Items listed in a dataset
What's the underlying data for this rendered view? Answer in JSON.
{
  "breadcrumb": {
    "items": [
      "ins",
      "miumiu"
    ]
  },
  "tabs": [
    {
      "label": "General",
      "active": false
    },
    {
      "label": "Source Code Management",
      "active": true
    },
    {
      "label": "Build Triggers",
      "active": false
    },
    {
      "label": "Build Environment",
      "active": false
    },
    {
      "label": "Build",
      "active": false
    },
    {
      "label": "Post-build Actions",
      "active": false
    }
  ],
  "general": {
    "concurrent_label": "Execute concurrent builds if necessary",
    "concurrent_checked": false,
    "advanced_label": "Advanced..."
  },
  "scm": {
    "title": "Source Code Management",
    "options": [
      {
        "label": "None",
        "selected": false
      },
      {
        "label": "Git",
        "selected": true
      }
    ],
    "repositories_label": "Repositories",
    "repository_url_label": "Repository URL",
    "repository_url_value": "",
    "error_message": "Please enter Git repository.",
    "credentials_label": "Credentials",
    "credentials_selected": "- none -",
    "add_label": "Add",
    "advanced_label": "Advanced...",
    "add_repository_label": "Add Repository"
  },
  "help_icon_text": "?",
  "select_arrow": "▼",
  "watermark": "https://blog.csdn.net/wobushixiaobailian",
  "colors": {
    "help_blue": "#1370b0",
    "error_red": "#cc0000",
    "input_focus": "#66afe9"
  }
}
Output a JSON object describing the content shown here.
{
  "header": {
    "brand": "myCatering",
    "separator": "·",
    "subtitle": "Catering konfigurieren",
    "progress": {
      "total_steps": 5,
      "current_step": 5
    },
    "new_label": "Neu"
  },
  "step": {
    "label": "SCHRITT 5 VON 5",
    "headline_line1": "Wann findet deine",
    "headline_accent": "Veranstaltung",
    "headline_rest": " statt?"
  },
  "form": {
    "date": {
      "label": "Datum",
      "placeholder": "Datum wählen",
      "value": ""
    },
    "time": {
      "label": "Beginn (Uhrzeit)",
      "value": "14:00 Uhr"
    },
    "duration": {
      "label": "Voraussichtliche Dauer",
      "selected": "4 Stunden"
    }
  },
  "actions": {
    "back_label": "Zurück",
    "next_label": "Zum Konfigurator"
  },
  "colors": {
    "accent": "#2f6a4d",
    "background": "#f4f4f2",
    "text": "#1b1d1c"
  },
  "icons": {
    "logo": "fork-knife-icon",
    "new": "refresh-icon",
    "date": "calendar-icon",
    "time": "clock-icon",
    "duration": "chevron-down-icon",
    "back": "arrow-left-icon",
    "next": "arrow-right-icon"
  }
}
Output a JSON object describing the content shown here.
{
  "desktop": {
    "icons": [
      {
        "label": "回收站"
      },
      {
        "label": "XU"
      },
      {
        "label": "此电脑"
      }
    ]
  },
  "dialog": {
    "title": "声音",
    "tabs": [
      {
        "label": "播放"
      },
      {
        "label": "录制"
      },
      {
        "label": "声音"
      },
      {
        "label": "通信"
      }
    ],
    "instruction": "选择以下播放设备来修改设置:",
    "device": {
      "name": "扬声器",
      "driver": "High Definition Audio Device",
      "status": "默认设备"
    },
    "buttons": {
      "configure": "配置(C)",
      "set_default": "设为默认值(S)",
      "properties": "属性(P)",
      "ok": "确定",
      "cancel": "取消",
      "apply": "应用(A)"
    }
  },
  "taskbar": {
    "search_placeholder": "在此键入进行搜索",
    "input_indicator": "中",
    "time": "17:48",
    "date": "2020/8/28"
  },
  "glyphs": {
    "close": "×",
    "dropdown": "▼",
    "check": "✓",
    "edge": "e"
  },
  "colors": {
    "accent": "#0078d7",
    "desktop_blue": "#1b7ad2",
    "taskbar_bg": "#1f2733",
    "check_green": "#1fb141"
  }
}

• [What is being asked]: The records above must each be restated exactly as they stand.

• [The answer]:
What's the underlying data for this rendered view? Answer in JSON.
{
  "breadcrumb": {
    "items": [
      "ins",
      "miumiu"
    ]
  },
  "tabs": [
    {
      "label": "General",
      "active": false
    },
    {
      "label": "Source Code Management",
      "active": true
    },
    {
      "label": "Build Triggers",
      "active": false
    },
    {
      "label": "Build Environment",
      "active": false
    },
    {
      "label": "Build",
      "active": false
    },
    {
      "label": "Post-build Actions",
      "active": false
    }
  ],
  "general": {
    "concurrent_label": "Execute concurrent builds if necessary",
    "concurrent_checked": false,
    "advanced_label": "Advanced..."
  },
  "scm": {
    "title": "Source Code Management",
    "options": [
      {
        "label": "None",
        "selected": false
      },
      {
        "label": "Git",
        "selected": true
      }
    ],
    "repositories_label": "Repositories",
    "repository_url_label": "Repository URL",
    "repository_url_value": "",
    "error_message": "Please enter Git repository.",
    "credentials_label": "Credentials",
    "credentials_selected": "- none -",
    "add_label": "Add",
    "advanced_label": "Advanced...",
    "add_repository_label": "Add Repository"
  },
  "help_icon_text": "?",
  "select_arrow": "▼",
  "watermark": "https://blog.csdn.net/wobushixiaobailian",
  "colors": {
    "help_blue": "#1370b0",
    "error_red": "#cc0000",
    "input_focus": "#66afe9"
  }
}
Output a JSON object describing the content shown here.
{
  "header": {
    "brand": "myCatering",
    "separator": "·",
    "subtitle": "Catering konfigurieren",
    "progress": {
      "total_steps": 5,
      "current_step": 5
    },
    "new_label": "Neu"
  },
  "step": {
    "label": "SCHRITT 5 VON 5",
    "headline_line1": "Wann findet deine",
    "headline_accent": "Veranstaltung",
    "headline_rest": " statt?"
  },
  "form": {
    "date": {
      "label": "Datum",
      "placeholder": "Datum wählen",
      "value": ""
    },
    "time": {
      "label": "Beginn (Uhrzeit)",
      "value": "14:00 Uhr"
    },
    "duration": {
      "label": "Voraussichtliche Dauer",
      "selected": "4 Stunden"
    }
  },
  "actions": {
    "back_label": "Zurück",
    "next_label": "Zum Konfigurator"
  },
  "colors": {
    "accent": "#2f6a4d",
    "background": "#f4f4f2",
    "text": "#1b1d1c"
  },
  "icons": {
    "logo": "fork-knife-icon",
    "new": "refresh-icon",
    "date": "calendar-icon",
    "time": "clock-icon",
    "duration": "chevron-down-icon",
    "back": "arrow-left-icon",
    "next": "arrow-right-icon"
  }
}
Output a JSON object describing the content shown here.
{
  "desktop": {
    "icons": [
      {
        "label": "回收站"
      },
      {
        "label": "XU"
      },
      {
        "label": "此电脑"
      }
    ]
  },
  "dialog": {
    "title": "声音",
    "tabs": [
      {
        "label": "播放"
      },
      {
        "label": "录制"
      },
      {
        "label": "声音"
      },
      {
        "label": "通信"
      }
    ],
    "instruction": "选择以下播放设备来修改设置:",
    "device": {
      "name": "扬声器",
      "driver": "High Definition Audio Device",
      "status": "默认设备"
    },
    "buttons": {
      "configure": "配置(C)",
      "set_default": "设为默认值(S)",
      "properties": "属性(P)",
      "ok": "确定",
      "cancel": "取消",
      "apply": "应用(A)"
    }
  },
  "taskbar": {
    "search_placeholder": "在此键入进行搜索",
    "input_indicator": "中",
    "time": "17:48",
    "date": "2020/8/28"
  },
  "glyphs": {
    "close": "×",
    "dropdown": "▼",
    "check": "✓",
    "edge": "e"
  },
  "colors": {
    "accent": "#0078d7",
    "desktop_blue": "#1b7ad2",
    "taskbar_bg": "#1f2733",
    "check_green": "#1fb141"
  }
}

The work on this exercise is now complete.